--- Records provided ---
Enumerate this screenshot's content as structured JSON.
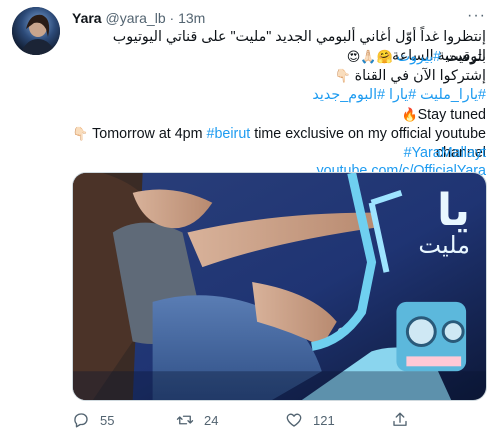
{
  "author": {
    "name": "Yara",
    "handle": "@yara_lb",
    "separator": "·",
    "time": "13m"
  },
  "more_label": "···",
  "tweet": {
    "line1": "إنتظروا غداً أوّل أغاني ألبومي الجديد \"مليت\" على قناتي اليوتيوب الرسمية الساعة ٤",
    "line2_text": "بتوقيت",
    "line2_hashtag": "#بيروت",
    "line2_emoji": "🤗🙏🏻😍",
    "line3_text": "إشتركوا الآن في القناة",
    "line3_emoji": "👇🏻",
    "line4_hashtags": "#يارا_مليت #يارا #البوم_جديد",
    "line5_text": "Stay tuned",
    "line5_emoji": "🔥",
    "line6_emoji": "👇🏻",
    "line6_before": "Tomorrow at 4pm ",
    "line6_hashtag": "#beirut",
    "line6_after": " time exclusive on my official youtube channel",
    "line7_hashtag": "#YaraMallayt",
    "line8_link": "youtube.com/c/OfficialYara"
  },
  "media": {
    "title_big": "يا",
    "title_small": "مليت"
  },
  "actions": {
    "reply_count": "55",
    "retweet_count": "24",
    "like_count": "121"
  },
  "colors": {
    "link": "#1d9bf0",
    "muted": "#536471",
    "text": "#0f1419"
  }
}
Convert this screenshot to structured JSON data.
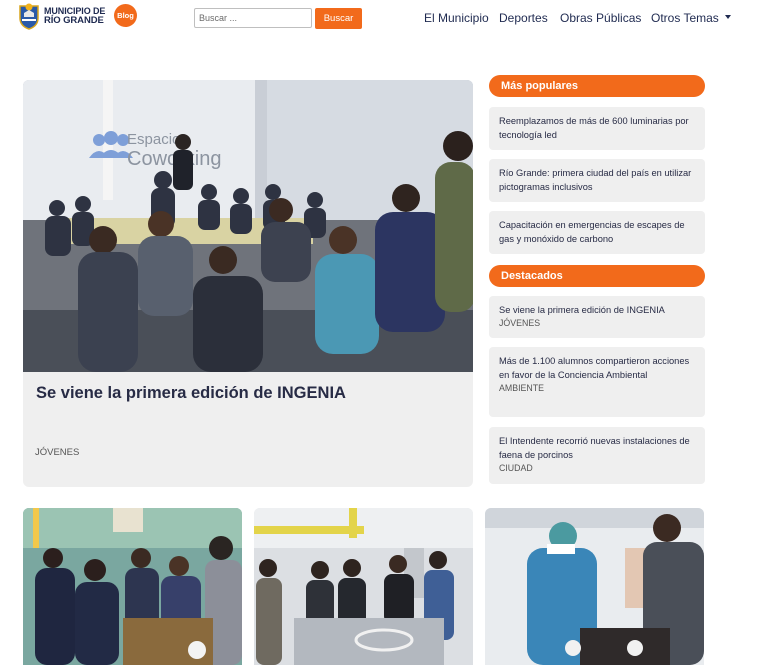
{
  "header": {
    "logo_line1": "MUNICIPIO DE",
    "logo_line2": "RÍO GRANDE",
    "logo_badge": "Blog",
    "search_placeholder": "Buscar ...",
    "search_button": "Buscar",
    "nav": [
      "El Municipio",
      "Deportes",
      "Obras Públicas",
      "Otros Temas"
    ]
  },
  "featured": {
    "photo_sign": "Espacio Coworking",
    "title": "Se viene la primera edición de INGENIA",
    "category": "JÓVENES"
  },
  "popular": {
    "heading": "Más populares",
    "items": [
      {
        "title": "Reemplazamos de más de 600 luminarias por tecnología led"
      },
      {
        "title": "Río Grande: primera ciudad del país en utilizar pictogramas inclusivos"
      },
      {
        "title": "Capacitación en emergencias de escapes de gas y monóxido de carbono"
      }
    ]
  },
  "highlights": {
    "heading": "Destacados",
    "items": [
      {
        "title": "Se viene la primera edición de INGENIA",
        "category": "JÓVENES"
      },
      {
        "title": "Más de 1.100 alumnos compartieron acciones en favor de la Conciencia Ambiental",
        "category": "AMBIENTE"
      },
      {
        "title": "El Intendente recorrió nuevas instalaciones de faena de porcinos",
        "category": "CIUDAD"
      }
    ]
  },
  "colors": {
    "accent": "#f26a1b",
    "text": "#272b45",
    "card_bg": "#efefef"
  }
}
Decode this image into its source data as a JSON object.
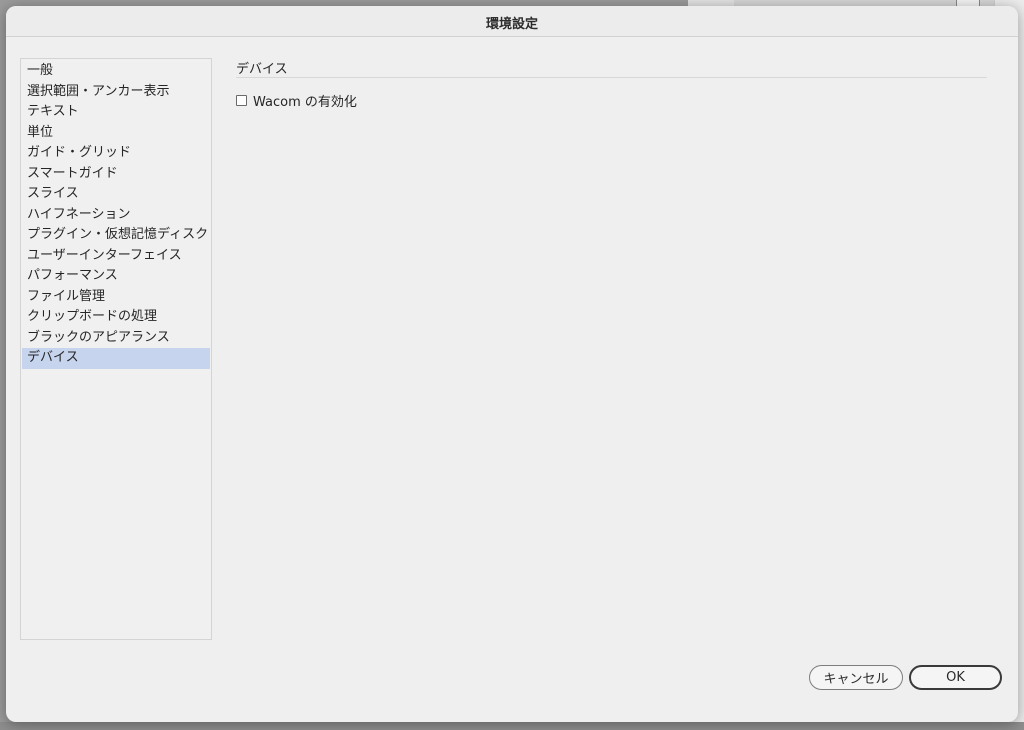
{
  "dialog": {
    "title": "環境設定"
  },
  "sidebar": {
    "items": [
      {
        "label": "一般"
      },
      {
        "label": "選択範囲・アンカー表示"
      },
      {
        "label": "テキスト"
      },
      {
        "label": "単位"
      },
      {
        "label": "ガイド・グリッド"
      },
      {
        "label": "スマートガイド"
      },
      {
        "label": "スライス"
      },
      {
        "label": "ハイフネーション"
      },
      {
        "label": "プラグイン・仮想記憶ディスク"
      },
      {
        "label": "ユーザーインターフェイス"
      },
      {
        "label": "パフォーマンス"
      },
      {
        "label": "ファイル管理"
      },
      {
        "label": "クリップボードの処理"
      },
      {
        "label": "ブラックのアピアランス"
      },
      {
        "label": "デバイス"
      }
    ],
    "selected_index": 14
  },
  "main": {
    "section_title": "デバイス",
    "wacom_label": "Wacom の有効化",
    "wacom_checked": false
  },
  "footer": {
    "cancel_label": "キャンセル",
    "ok_label": "OK"
  },
  "colors": {
    "selection": "#c6d4ee",
    "dialog_bg": "#efefef"
  }
}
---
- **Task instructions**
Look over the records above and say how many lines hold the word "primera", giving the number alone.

- **The completed task**
3